| Instructions for the task |
Hunt through the lines below for the string "name" and copy each one that has it.
[Opening Recorded data section]
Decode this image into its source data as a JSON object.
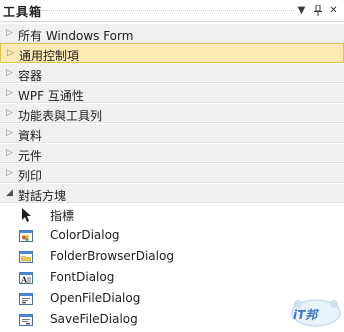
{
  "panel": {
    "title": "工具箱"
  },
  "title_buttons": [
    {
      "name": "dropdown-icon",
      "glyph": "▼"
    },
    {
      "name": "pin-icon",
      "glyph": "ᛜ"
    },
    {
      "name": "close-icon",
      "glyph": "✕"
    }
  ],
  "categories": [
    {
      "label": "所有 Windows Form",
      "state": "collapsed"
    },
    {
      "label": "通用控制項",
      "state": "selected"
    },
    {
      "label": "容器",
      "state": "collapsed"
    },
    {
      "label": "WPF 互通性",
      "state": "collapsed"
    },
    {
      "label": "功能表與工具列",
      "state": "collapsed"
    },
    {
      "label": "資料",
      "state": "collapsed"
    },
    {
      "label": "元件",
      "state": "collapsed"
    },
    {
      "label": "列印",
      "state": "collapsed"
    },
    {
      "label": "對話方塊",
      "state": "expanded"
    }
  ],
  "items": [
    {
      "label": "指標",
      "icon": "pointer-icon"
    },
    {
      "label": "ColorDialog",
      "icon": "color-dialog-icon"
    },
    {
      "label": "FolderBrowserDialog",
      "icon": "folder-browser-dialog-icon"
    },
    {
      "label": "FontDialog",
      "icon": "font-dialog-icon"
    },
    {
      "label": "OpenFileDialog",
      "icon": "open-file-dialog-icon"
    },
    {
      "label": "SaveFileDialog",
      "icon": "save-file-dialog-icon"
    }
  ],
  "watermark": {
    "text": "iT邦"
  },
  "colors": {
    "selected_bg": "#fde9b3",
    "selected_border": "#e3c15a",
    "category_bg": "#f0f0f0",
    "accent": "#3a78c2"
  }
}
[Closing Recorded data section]
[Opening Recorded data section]
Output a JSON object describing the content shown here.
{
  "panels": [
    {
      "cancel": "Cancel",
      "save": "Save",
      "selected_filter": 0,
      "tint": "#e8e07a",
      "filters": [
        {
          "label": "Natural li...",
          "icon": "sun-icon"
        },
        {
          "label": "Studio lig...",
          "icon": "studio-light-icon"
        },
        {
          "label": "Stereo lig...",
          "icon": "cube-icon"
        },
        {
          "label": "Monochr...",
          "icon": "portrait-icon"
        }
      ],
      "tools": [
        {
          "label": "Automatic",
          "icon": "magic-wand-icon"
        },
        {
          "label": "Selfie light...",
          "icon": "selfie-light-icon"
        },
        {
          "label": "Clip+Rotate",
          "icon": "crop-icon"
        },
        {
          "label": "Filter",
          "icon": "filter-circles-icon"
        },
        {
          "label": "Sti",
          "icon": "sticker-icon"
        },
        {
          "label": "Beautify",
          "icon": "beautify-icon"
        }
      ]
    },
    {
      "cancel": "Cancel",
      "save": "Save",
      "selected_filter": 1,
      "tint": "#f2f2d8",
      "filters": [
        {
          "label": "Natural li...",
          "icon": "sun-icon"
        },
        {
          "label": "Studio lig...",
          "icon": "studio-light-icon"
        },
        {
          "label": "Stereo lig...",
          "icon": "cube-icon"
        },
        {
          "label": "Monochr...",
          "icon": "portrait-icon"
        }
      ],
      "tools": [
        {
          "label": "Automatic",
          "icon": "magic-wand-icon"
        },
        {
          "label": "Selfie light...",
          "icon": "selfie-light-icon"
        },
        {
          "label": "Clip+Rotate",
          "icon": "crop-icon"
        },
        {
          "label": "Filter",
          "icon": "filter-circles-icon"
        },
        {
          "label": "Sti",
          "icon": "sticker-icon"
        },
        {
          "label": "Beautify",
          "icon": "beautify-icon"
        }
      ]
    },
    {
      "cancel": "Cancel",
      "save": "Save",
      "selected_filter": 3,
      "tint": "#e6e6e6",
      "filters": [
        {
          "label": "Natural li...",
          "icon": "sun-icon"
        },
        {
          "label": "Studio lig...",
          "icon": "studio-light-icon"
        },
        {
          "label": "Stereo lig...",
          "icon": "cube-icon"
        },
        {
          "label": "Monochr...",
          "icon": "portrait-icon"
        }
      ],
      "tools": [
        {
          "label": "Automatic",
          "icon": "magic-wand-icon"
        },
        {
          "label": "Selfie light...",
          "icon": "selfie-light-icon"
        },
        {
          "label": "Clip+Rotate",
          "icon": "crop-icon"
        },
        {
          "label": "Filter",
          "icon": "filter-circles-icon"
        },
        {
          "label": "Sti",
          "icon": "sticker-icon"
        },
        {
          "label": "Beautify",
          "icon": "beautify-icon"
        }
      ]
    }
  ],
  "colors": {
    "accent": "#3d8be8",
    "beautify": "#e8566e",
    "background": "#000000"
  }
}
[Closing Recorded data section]
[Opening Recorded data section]
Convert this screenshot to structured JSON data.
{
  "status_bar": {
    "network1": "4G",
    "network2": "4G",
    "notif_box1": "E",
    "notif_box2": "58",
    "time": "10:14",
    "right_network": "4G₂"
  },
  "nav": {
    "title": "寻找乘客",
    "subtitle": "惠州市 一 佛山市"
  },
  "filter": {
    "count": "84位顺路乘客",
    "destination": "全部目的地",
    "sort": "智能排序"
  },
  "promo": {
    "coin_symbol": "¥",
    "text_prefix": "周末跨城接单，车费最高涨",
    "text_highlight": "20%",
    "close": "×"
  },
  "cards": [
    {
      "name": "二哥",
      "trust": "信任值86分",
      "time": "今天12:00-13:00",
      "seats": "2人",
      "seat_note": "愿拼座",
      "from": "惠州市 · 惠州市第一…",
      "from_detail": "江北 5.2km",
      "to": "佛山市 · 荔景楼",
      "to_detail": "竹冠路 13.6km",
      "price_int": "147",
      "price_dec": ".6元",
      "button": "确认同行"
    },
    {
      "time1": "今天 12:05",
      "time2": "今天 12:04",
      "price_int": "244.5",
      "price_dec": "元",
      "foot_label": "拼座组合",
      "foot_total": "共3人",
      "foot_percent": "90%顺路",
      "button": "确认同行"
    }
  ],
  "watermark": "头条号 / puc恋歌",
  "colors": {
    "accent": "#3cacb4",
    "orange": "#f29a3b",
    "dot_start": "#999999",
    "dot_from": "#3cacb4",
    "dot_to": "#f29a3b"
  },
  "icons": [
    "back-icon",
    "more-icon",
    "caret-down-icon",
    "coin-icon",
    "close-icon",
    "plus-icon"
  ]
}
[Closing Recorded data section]
| Answer space |
      "name": "dropdown-icon",
      "name": "pin-icon",
      "name": "close-icon",
      "name": "二哥",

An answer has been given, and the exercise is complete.